* Try it *
Scan the data below for lines containing the string "true" and give only how many there are.

START Information given

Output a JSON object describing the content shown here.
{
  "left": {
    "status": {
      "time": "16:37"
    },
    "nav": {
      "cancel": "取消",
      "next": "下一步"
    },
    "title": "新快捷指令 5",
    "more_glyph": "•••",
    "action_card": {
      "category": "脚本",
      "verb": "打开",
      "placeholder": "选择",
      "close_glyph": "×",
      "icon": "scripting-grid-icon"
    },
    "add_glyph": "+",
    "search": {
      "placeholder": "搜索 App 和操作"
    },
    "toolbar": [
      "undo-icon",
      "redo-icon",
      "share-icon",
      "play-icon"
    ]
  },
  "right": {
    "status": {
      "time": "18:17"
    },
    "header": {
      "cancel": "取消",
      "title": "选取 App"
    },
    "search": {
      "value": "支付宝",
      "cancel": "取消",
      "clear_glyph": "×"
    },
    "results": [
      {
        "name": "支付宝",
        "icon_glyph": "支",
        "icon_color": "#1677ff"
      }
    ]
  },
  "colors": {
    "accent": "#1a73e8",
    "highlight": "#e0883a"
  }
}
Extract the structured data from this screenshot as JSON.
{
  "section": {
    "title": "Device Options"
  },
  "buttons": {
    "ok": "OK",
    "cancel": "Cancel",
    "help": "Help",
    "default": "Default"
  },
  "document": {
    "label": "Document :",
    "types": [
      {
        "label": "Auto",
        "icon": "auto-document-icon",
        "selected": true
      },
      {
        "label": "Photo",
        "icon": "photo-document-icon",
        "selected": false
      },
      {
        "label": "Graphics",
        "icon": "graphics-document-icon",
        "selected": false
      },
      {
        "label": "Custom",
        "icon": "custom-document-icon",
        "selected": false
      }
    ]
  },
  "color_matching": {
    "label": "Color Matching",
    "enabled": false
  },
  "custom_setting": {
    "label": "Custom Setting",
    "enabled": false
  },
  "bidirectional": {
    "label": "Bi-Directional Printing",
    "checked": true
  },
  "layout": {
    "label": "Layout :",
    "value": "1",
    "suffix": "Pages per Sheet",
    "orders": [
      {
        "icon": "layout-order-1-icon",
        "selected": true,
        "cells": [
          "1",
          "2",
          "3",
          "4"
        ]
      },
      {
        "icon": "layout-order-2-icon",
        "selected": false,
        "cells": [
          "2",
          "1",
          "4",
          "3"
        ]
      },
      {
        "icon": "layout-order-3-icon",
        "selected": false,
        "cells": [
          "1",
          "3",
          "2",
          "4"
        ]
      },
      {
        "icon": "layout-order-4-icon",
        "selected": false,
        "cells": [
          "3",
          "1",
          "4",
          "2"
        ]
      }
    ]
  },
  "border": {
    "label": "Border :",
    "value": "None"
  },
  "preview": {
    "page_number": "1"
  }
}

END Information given

* Final answer *
3